So accept it and move on. They're still fun. I've watched every year since I was sixteen, when American Beauty won, like, everything. But I was hooked. Still am. When else are you going to see Kristin Chenowith singing with a Jamaican drummer and a Bavarian-clad backup?

This year was a little (okay, a lot) more thrown together, considering that the writers have only been on speaker terms with ABC for a short while. In my pre-game speculation, I hoped this would mean we'd get some really great material. The writers had all that time off, should have come up with a couple funny jokes, some inventive scenes. I watched the WGA shorts.

The brains were not dead on the picket lines.

The opening animation looked as though, well, the writers still had picket-elbow. But never mind.

Best Dress: Jennifer Garner. Honorable mentions go to Anne Hathaway (who made up for last year's Valentino bow-thing), Renee Zellweger, and Cameron Diaz (of whom I am not a fan, but she wore pink).

Worst Dress: Tilda Swinton. I respect her as an actress, but a black curtain? To the Oscars?

Best Moment: Falling Slowly winning the Oscar.

Worst Music Cue: Marketa Irglova getting cut off.

Best Moment Jon Stewart will EVER have: Letting Marketa Irglova give a lovely speach. You know she's nineteen? Younger than Ellen Page?

Best Surprise: Marion Cotillard for La Mome.

Best Joke: "Even Norbit got a nomination, which is great. Too often, the Academy ignores movies that aren't good."

Best Bump: Cate Blanchett, who actually looked pregnant (as opposed to between roles).

Best Idea I Had For a Joke: "If the WGA hadn't settled, Jack Black was set to re-shoot the clips for us."

Best Heals: Kristen Chenowith (who's like, 4'11" in stocking feet) in six inch platforms.

Best Flub: Cameron Diaz: Cinnamontography?

Best Hair Makeover: Javier Bardem

Best Visible Tattoo: Diablo Cody

Best Propoganda: Sid Ganis's reassurance that the Academy voters are serious, without bias, and understand butterfly ballots. Come one. We KNOW that the studios call academy members to talk up their pics.

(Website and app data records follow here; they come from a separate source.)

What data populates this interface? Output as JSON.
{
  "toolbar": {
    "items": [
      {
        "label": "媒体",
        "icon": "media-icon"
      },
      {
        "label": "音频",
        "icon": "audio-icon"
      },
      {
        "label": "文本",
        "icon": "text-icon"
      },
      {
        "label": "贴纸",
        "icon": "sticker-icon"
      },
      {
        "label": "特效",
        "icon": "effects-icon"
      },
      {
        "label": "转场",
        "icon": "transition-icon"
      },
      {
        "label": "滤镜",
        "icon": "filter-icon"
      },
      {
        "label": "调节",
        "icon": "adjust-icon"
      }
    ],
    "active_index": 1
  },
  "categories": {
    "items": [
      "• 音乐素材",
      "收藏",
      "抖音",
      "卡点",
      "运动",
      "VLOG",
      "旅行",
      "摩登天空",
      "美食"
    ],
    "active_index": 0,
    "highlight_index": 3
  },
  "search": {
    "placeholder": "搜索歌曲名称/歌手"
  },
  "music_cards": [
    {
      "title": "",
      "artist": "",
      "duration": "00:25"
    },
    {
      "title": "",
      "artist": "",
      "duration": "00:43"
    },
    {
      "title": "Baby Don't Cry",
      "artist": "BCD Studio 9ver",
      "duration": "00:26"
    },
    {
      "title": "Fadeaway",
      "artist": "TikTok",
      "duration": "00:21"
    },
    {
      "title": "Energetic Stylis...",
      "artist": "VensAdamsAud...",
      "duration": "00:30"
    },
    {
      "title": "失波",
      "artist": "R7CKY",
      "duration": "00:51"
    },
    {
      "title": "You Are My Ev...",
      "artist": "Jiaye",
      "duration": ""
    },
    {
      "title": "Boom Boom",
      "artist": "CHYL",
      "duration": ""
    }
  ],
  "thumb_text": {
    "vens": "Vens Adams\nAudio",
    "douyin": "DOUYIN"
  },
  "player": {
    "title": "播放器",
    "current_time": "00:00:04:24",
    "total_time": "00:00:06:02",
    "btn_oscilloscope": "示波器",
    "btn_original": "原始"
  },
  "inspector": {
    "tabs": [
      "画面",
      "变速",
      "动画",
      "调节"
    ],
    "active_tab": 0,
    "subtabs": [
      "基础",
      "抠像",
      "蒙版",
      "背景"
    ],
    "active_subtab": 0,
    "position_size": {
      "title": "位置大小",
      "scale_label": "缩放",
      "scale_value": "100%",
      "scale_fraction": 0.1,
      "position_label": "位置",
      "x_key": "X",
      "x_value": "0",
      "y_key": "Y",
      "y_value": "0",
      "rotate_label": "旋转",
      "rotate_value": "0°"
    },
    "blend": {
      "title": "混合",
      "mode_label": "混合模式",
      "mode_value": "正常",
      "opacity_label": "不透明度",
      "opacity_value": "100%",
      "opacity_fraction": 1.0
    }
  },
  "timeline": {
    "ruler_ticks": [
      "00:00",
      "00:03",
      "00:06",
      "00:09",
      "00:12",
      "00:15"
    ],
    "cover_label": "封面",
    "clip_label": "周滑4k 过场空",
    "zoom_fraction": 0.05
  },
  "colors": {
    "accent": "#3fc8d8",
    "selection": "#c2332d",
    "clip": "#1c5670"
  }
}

Best Presentation: Steve Carrell and Anne Hathaway.

Best moment from last year: http://www.youtube.com/watch?v=o5JAPkvnyso (stupid oscar people won't let me embed the video, but it's so, so, so very worth it.)

All of this is a pleasant distraction from the writing/publishing world, which is causing me large amounts of stress at the moment.

Thank goodness for the Bavarian backup singers.

Tuesday, December 9, 2008

Take Another, I Blinked

The Christmas season equals Christmas photos. Trick is, if you're like me, you'll get the photos back and go "euh" (irony being that people have me take their pictures). Here are some tricks to lower the "euh" factor:

1. Tilt your chin down. Very few people have really, truly fantastic necks, and for some people, when placed in front of a camera they raise their head. No one needs a photo of your neck, and if the photographer is shorter than you are, you'll get even more neck than you bargained for.

2. Women - stand at an angle, keep one leg straight and place the other one forward, slightly bent. This creates a long leg line, slims your torso, and provides a defined jawline since your head will be turned toward the photographer.

3. Men - if you want to appear broader in the shoulder, stand square to the photographer, and for Pete's sake uncross your arms. If you're wearing a cowboy hat, do tilt your head up a bit - it will allow light to hit your face.

4. Another trick for women - did you know that the sunscreen in your foundation reacts to the flash of a camera? Well, it does - if you've ever noticed that you're looking particularly white, it's because the sunscreen particles reflected light - and not in a good way. If you know you'll be in a situation with flash photography, you may want to skip the sunscreen. The higher the SPF, the worse it gets.

5. If you're the photographer, always, always, always take more than one shot of an image you care about.

6. Smiling really is a good thing. Smile like you're in the middle of a tickle fight. It's Christmas, after all!

P.S. I know I'm terribly behind in my movie reviews, for both Twilight and Transporter 3 (and hopefully Australia after this weekend). So sorry! I've been sick for a week and just now getting my feet back, so hopefully those posts will be appearing soon...